Restate the entries below exactly, and keep all images out of the answer.

++++ Dataset excerpts

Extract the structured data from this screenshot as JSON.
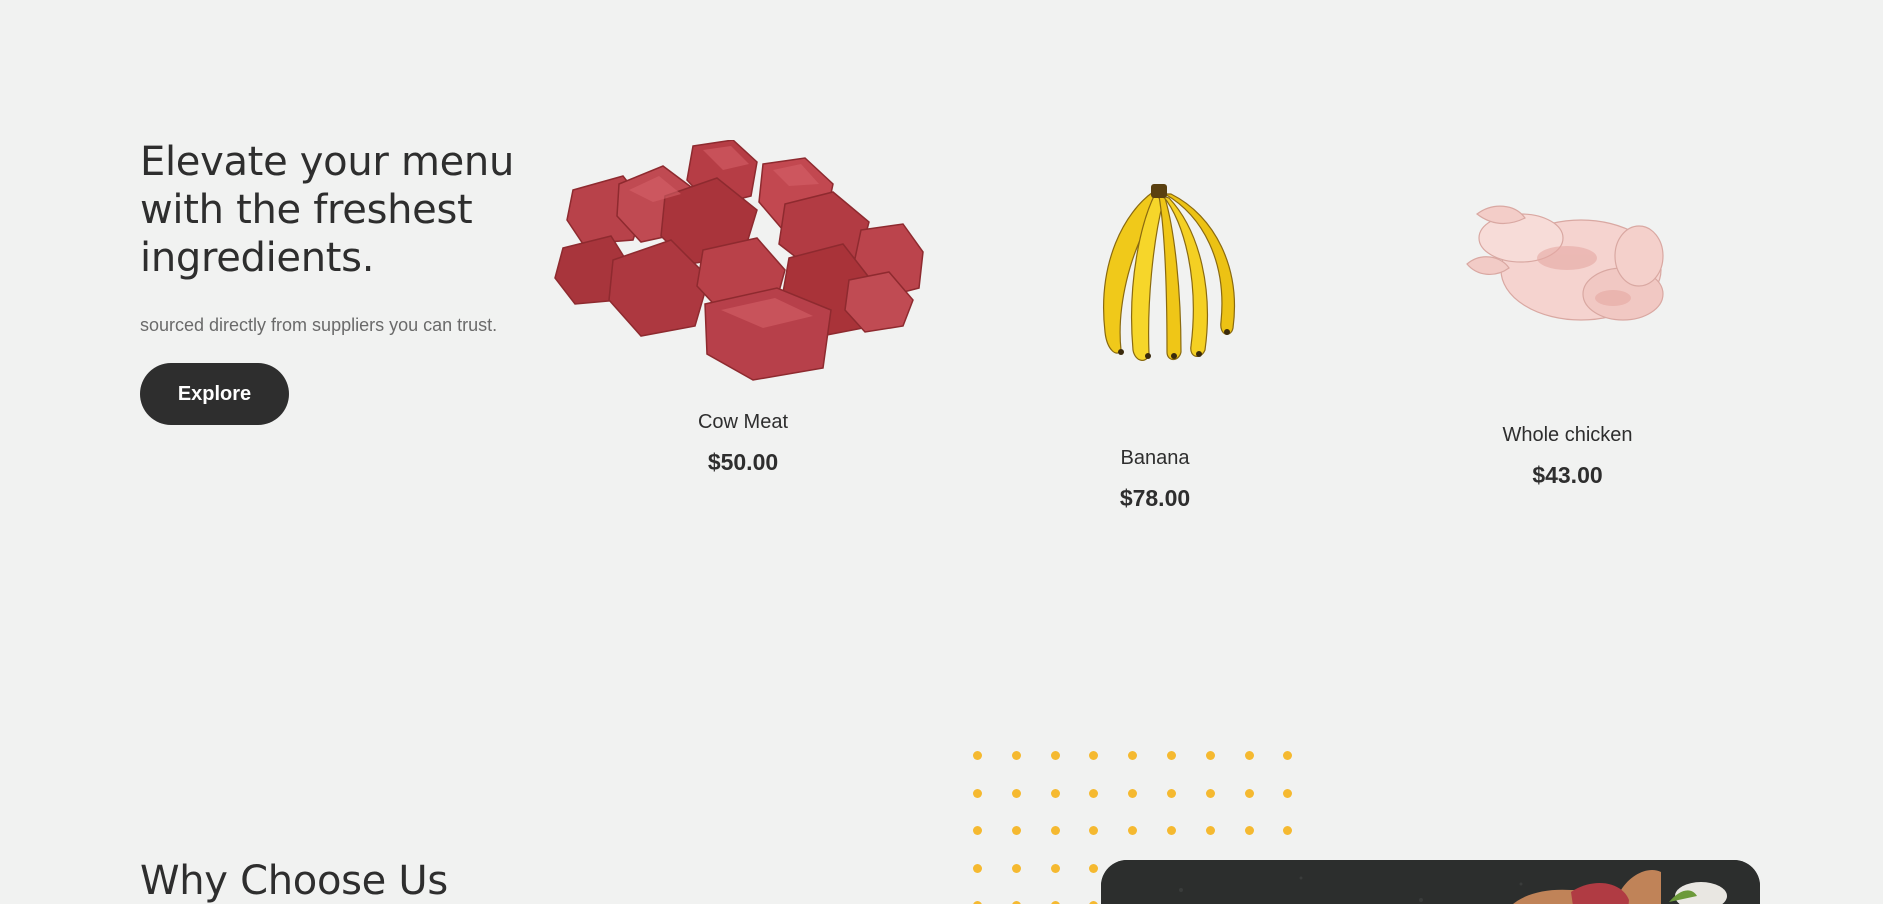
{
  "hero": {
    "title": "Elevate your menu with the freshest ingredients.",
    "subtitle": "sourced directly from suppliers you can trust.",
    "cta_label": "Explore"
  },
  "products": [
    {
      "name": "Cow Meat",
      "price": "$50.00"
    },
    {
      "name": "Banana",
      "price": "$78.00"
    },
    {
      "name": "Whole chicken",
      "price": "$43.00"
    }
  ],
  "why_section": {
    "title": "Why Choose Us"
  },
  "colors": {
    "background": "#f1f2f1",
    "text": "#2e2e2e",
    "button": "#2e2e2e",
    "dot_accent": "#f5b930",
    "meat": "#b53a40",
    "banana": "#f3d21b",
    "chicken": "#f4cfcb"
  }
}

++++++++

## Answer below
Extract the structured data from this screenshot as JSON.
{
  "hero": {
    "title": "Elevate your menu with the freshest ingredients.",
    "subtitle": "sourced directly from suppliers you can trust.",
    "cta_label": "Explore"
  },
  "products": [
    {
      "name": "Cow Meat",
      "price": "$50.00"
    },
    {
      "name": "Banana",
      "price": "$78.00"
    },
    {
      "name": "Whole chicken",
      "price": "$43.00"
    }
  ],
  "why_section": {
    "title": "Why Choose Us"
  },
  "colors": {
    "background": "#f1f2f1",
    "text": "#2e2e2e",
    "button": "#2e2e2e",
    "dot_accent": "#f5b930",
    "meat": "#b53a40",
    "banana": "#f3d21b",
    "chicken": "#f4cfcb"
  }
}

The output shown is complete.